:: About this exercise ::
The expected answer comprises all lines from the entries that contain the string "content".

Collected data
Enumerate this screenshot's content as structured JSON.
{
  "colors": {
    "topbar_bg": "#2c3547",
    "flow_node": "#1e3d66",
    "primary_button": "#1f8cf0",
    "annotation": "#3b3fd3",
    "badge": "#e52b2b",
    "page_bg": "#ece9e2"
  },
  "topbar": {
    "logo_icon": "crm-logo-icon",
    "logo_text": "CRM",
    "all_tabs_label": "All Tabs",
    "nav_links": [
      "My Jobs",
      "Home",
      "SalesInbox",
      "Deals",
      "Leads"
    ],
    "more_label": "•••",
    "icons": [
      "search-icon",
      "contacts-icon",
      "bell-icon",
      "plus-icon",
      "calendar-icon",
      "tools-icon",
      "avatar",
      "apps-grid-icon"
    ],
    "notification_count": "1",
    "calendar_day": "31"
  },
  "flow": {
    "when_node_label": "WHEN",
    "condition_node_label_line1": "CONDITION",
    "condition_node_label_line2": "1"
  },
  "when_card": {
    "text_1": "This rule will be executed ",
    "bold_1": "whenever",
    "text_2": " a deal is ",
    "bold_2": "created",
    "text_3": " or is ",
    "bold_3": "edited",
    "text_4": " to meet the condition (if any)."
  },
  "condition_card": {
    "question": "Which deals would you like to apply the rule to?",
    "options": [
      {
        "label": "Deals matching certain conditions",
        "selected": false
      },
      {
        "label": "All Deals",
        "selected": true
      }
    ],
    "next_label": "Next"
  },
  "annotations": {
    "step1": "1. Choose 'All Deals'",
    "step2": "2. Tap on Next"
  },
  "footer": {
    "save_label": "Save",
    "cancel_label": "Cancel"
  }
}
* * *
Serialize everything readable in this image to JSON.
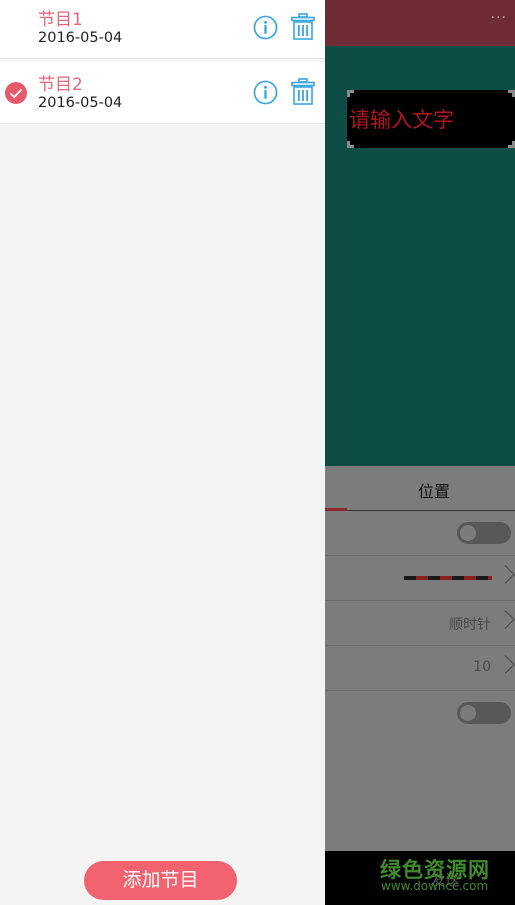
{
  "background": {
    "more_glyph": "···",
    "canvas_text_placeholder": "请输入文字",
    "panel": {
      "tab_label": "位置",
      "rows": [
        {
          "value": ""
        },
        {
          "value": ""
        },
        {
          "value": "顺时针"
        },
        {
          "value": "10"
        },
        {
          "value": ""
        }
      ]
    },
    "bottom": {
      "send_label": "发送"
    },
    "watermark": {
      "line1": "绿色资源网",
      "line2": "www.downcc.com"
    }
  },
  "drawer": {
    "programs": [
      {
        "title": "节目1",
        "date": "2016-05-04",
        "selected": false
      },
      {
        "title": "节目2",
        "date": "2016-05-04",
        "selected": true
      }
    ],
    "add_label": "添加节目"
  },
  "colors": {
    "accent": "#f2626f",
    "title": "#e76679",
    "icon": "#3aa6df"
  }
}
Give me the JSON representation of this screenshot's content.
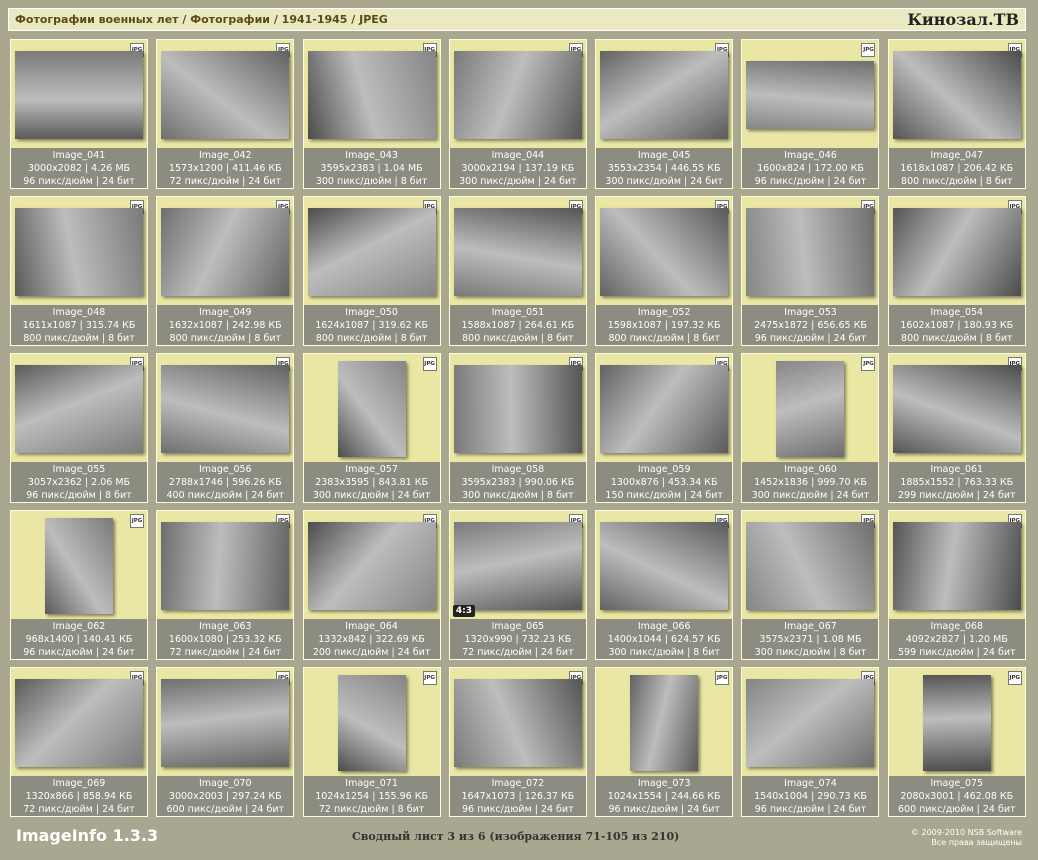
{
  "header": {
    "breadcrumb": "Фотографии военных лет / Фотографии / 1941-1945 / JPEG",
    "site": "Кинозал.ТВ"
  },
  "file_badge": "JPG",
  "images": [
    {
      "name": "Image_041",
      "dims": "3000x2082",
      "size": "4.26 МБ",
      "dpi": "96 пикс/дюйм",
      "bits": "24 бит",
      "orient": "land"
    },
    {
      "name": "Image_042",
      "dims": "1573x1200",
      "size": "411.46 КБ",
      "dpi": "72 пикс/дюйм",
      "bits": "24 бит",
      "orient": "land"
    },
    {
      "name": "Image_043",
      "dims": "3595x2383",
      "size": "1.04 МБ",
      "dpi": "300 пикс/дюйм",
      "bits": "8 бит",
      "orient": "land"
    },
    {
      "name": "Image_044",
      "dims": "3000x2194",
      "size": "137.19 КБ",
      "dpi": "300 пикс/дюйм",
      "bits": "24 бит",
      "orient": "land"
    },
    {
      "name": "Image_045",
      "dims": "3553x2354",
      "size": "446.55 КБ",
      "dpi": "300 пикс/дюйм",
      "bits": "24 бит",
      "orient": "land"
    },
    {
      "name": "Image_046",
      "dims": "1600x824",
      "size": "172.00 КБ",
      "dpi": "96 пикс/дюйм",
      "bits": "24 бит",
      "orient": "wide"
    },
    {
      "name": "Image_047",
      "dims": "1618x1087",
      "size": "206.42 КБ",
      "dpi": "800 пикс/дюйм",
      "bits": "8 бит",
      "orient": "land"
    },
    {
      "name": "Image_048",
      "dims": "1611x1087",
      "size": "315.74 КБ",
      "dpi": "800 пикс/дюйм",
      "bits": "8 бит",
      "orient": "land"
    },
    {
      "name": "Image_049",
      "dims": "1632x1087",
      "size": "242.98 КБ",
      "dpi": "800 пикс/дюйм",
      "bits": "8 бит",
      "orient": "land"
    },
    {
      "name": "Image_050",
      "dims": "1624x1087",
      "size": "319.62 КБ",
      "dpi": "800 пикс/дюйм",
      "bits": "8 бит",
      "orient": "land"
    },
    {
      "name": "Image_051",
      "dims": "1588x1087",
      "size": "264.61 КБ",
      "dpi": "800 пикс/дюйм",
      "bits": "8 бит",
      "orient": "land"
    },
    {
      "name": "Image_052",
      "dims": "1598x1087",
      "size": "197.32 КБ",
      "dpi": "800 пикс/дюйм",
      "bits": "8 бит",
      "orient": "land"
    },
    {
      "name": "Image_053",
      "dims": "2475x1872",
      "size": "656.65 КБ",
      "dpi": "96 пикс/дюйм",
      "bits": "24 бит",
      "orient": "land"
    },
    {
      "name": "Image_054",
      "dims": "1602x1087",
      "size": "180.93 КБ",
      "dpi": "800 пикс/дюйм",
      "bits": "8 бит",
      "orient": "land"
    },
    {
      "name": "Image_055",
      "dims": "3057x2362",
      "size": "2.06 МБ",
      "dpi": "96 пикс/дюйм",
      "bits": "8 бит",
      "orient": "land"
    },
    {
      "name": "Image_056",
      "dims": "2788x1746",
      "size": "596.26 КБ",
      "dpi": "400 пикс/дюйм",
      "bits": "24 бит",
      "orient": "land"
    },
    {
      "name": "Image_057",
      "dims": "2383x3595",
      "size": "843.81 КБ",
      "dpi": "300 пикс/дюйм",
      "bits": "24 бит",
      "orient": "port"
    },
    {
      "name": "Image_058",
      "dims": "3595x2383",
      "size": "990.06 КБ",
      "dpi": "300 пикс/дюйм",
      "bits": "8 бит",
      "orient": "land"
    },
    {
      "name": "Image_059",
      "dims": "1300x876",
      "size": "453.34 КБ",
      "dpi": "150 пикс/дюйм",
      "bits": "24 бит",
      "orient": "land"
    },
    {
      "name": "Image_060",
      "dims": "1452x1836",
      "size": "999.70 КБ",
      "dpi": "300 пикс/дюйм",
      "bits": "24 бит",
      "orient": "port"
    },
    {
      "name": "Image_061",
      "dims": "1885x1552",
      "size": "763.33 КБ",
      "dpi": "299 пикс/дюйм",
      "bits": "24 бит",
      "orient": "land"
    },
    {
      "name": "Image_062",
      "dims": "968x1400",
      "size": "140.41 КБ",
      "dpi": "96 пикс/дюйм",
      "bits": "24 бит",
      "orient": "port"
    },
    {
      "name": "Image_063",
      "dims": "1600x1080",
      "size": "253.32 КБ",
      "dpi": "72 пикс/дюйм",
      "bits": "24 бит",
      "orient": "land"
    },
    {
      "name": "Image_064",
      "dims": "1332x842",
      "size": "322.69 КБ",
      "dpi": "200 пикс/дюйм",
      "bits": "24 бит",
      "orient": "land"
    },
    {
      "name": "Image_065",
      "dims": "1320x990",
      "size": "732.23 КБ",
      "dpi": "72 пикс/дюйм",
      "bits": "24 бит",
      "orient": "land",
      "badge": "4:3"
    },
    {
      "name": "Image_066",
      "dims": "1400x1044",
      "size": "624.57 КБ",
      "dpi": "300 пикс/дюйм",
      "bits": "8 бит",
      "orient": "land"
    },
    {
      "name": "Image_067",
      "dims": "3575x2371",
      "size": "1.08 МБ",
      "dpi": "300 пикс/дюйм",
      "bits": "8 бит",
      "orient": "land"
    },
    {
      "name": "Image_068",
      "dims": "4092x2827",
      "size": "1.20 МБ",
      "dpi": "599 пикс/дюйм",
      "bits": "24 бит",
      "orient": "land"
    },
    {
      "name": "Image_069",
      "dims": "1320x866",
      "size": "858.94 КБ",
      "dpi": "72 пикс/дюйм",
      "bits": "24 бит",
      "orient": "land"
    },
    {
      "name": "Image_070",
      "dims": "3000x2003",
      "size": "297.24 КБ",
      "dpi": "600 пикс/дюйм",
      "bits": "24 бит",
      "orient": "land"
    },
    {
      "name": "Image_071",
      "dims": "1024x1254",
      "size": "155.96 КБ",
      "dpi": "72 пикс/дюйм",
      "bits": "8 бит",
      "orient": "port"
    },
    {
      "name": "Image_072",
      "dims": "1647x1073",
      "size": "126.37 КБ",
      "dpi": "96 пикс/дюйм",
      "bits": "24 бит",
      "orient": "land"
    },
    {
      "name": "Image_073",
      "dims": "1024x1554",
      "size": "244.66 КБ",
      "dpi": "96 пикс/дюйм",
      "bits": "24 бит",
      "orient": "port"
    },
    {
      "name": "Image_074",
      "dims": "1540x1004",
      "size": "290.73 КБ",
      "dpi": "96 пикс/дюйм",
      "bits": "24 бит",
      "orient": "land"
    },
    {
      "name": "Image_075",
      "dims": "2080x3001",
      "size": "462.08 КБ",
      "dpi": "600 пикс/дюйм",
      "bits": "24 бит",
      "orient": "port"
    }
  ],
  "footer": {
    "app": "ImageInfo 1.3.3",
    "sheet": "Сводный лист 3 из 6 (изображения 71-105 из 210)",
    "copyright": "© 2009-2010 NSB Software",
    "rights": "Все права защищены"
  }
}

:: Reply to the exercise ::
Enumerate this screenshot's content as structured JSON.
Give me the JSON representation of this screenshot's content.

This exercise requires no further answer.